> **What you are asked to do**
What's needed is a full, exact retyping of the records.
□ □ □ □
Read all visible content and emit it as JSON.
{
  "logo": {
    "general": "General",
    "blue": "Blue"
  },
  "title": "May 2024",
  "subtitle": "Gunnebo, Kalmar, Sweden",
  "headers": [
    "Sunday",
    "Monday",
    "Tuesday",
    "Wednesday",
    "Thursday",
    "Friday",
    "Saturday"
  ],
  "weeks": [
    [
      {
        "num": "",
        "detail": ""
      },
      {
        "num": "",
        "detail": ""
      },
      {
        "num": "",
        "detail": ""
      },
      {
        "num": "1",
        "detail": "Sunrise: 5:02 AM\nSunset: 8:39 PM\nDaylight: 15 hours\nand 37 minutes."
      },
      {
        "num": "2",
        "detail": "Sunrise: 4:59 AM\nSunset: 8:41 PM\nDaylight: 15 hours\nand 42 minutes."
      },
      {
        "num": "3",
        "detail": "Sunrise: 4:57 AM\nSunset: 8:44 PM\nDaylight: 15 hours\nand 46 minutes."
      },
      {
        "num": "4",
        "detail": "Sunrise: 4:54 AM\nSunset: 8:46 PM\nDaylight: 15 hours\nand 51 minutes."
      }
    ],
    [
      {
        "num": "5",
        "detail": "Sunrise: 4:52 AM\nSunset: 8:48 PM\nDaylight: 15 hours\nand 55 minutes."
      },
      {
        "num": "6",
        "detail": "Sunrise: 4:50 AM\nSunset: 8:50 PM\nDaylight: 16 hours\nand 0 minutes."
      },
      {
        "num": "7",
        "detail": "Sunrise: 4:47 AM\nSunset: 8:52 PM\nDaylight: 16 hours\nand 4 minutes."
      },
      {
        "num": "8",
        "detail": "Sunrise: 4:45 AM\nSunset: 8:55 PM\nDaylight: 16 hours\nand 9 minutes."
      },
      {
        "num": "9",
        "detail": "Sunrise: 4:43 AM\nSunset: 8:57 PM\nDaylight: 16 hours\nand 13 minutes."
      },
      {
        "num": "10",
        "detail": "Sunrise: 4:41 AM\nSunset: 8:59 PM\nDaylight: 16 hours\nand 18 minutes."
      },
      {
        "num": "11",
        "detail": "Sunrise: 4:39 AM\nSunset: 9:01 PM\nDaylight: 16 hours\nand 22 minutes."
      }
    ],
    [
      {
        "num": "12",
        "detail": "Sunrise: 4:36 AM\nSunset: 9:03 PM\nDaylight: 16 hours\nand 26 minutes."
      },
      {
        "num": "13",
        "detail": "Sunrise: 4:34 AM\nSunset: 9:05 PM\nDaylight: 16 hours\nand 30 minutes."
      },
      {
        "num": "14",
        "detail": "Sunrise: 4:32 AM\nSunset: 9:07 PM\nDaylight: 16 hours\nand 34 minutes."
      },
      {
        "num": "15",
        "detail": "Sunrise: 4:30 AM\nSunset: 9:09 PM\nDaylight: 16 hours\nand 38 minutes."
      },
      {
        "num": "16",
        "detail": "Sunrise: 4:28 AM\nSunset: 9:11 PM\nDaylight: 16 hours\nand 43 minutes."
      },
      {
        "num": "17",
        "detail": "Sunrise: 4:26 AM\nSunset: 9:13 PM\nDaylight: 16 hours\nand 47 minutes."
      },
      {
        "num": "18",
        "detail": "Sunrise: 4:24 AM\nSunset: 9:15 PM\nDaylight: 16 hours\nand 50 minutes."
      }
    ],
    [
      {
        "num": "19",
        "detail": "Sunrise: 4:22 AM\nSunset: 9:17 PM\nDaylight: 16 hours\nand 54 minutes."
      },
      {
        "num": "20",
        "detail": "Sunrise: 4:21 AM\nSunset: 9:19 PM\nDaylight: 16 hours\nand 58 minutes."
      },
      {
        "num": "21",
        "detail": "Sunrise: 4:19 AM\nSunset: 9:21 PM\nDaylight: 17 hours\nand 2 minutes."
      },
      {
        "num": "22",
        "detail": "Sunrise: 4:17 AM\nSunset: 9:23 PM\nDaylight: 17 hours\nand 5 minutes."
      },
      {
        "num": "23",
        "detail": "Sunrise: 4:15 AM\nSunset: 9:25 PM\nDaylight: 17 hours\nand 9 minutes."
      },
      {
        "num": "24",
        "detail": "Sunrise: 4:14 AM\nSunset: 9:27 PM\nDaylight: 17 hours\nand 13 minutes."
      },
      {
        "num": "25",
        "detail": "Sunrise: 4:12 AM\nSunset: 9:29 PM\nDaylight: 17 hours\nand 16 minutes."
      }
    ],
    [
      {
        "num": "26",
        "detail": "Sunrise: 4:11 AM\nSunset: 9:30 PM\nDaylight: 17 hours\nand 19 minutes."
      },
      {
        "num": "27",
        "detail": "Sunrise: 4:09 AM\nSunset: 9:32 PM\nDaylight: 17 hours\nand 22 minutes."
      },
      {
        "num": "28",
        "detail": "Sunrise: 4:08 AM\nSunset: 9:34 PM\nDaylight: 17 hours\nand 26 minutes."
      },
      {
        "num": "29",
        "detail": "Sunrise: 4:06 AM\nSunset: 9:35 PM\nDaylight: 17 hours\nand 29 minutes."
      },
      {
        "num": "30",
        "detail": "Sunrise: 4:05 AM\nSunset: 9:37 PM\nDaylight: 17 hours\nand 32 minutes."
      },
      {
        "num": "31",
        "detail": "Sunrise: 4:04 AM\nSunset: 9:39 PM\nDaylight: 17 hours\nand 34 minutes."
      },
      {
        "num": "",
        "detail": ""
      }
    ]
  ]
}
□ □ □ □
> **Solution**
Read all visible content and emit it as JSON.
{
  "logo": {
    "general": "General",
    "blue": "Blue"
  },
  "title": "May 2024",
  "subtitle": "Gunnebo, Kalmar, Sweden",
  "headers": [
    "Sunday",
    "Monday",
    "Tuesday",
    "Wednesday",
    "Thursday",
    "Friday",
    "Saturday"
  ],
  "weeks": [
    [
      {
        "num": "",
        "detail": ""
      },
      {
        "num": "",
        "detail": ""
      },
      {
        "num": "",
        "detail": ""
      },
      {
        "num": "1",
        "detail": "Sunrise: 5:02 AM\nSunset: 8:39 PM\nDaylight: 15 hours\nand 37 minutes."
      },
      {
        "num": "2",
        "detail": "Sunrise: 4:59 AM\nSunset: 8:41 PM\nDaylight: 15 hours\nand 42 minutes."
      },
      {
        "num": "3",
        "detail": "Sunrise: 4:57 AM\nSunset: 8:44 PM\nDaylight: 15 hours\nand 46 minutes."
      },
      {
        "num": "4",
        "detail": "Sunrise: 4:54 AM\nSunset: 8:46 PM\nDaylight: 15 hours\nand 51 minutes."
      }
    ],
    [
      {
        "num": "5",
        "detail": "Sunrise: 4:52 AM\nSunset: 8:48 PM\nDaylight: 15 hours\nand 55 minutes."
      },
      {
        "num": "6",
        "detail": "Sunrise: 4:50 AM\nSunset: 8:50 PM\nDaylight: 16 hours\nand 0 minutes."
      },
      {
        "num": "7",
        "detail": "Sunrise: 4:47 AM\nSunset: 8:52 PM\nDaylight: 16 hours\nand 4 minutes."
      },
      {
        "num": "8",
        "detail": "Sunrise: 4:45 AM\nSunset: 8:55 PM\nDaylight: 16 hours\nand 9 minutes."
      },
      {
        "num": "9",
        "detail": "Sunrise: 4:43 AM\nSunset: 8:57 PM\nDaylight: 16 hours\nand 13 minutes."
      },
      {
        "num": "10",
        "detail": "Sunrise: 4:41 AM\nSunset: 8:59 PM\nDaylight: 16 hours\nand 18 minutes."
      },
      {
        "num": "11",
        "detail": "Sunrise: 4:39 AM\nSunset: 9:01 PM\nDaylight: 16 hours\nand 22 minutes."
      }
    ],
    [
      {
        "num": "12",
        "detail": "Sunrise: 4:36 AM\nSunset: 9:03 PM\nDaylight: 16 hours\nand 26 minutes."
      },
      {
        "num": "13",
        "detail": "Sunrise: 4:34 AM\nSunset: 9:05 PM\nDaylight: 16 hours\nand 30 minutes."
      },
      {
        "num": "14",
        "detail": "Sunrise: 4:32 AM\nSunset: 9:07 PM\nDaylight: 16 hours\nand 34 minutes."
      },
      {
        "num": "15",
        "detail": "Sunrise: 4:30 AM\nSunset: 9:09 PM\nDaylight: 16 hours\nand 38 minutes."
      },
      {
        "num": "16",
        "detail": "Sunrise: 4:28 AM\nSunset: 9:11 PM\nDaylight: 16 hours\nand 43 minutes."
      },
      {
        "num": "17",
        "detail": "Sunrise: 4:26 AM\nSunset: 9:13 PM\nDaylight: 16 hours\nand 47 minutes."
      },
      {
        "num": "18",
        "detail": "Sunrise: 4:24 AM\nSunset: 9:15 PM\nDaylight: 16 hours\nand 50 minutes."
      }
    ],
    [
      {
        "num": "19",
        "detail": "Sunrise: 4:22 AM\nSunset: 9:17 PM\nDaylight: 16 hours\nand 54 minutes."
      },
      {
        "num": "20",
        "detail": "Sunrise: 4:21 AM\nSunset: 9:19 PM\nDaylight: 16 hours\nand 58 minutes."
      },
      {
        "num": "21",
        "detail": "Sunrise: 4:19 AM\nSunset: 9:21 PM\nDaylight: 17 hours\nand 2 minutes."
      },
      {
        "num": "22",
        "detail": "Sunrise: 4:17 AM\nSunset: 9:23 PM\nDaylight: 17 hours\nand 5 minutes."
      },
      {
        "num": "23",
        "detail": "Sunrise: 4:15 AM\nSunset: 9:25 PM\nDaylight: 17 hours\nand 9 minutes."
      },
      {
        "num": "24",
        "detail": "Sunrise: 4:14 AM\nSunset: 9:27 PM\nDaylight: 17 hours\nand 13 minutes."
      },
      {
        "num": "25",
        "detail": "Sunrise: 4:12 AM\nSunset: 9:29 PM\nDaylight: 17 hours\nand 16 minutes."
      }
    ],
    [
      {
        "num": "26",
        "detail": "Sunrise: 4:11 AM\nSunset: 9:30 PM\nDaylight: 17 hours\nand 19 minutes."
      },
      {
        "num": "27",
        "detail": "Sunrise: 4:09 AM\nSunset: 9:32 PM\nDaylight: 17 hours\nand 22 minutes."
      },
      {
        "num": "28",
        "detail": "Sunrise: 4:08 AM\nSunset: 9:34 PM\nDaylight: 17 hours\nand 26 minutes."
      },
      {
        "num": "29",
        "detail": "Sunrise: 4:06 AM\nSunset: 9:35 PM\nDaylight: 17 hours\nand 29 minutes."
      },
      {
        "num": "30",
        "detail": "Sunrise: 4:05 AM\nSunset: 9:37 PM\nDaylight: 17 hours\nand 32 minutes."
      },
      {
        "num": "31",
        "detail": "Sunrise: 4:04 AM\nSunset: 9:39 PM\nDaylight: 17 hours\nand 34 minutes."
      },
      {
        "num": "",
        "detail": ""
      }
    ]
  ]
}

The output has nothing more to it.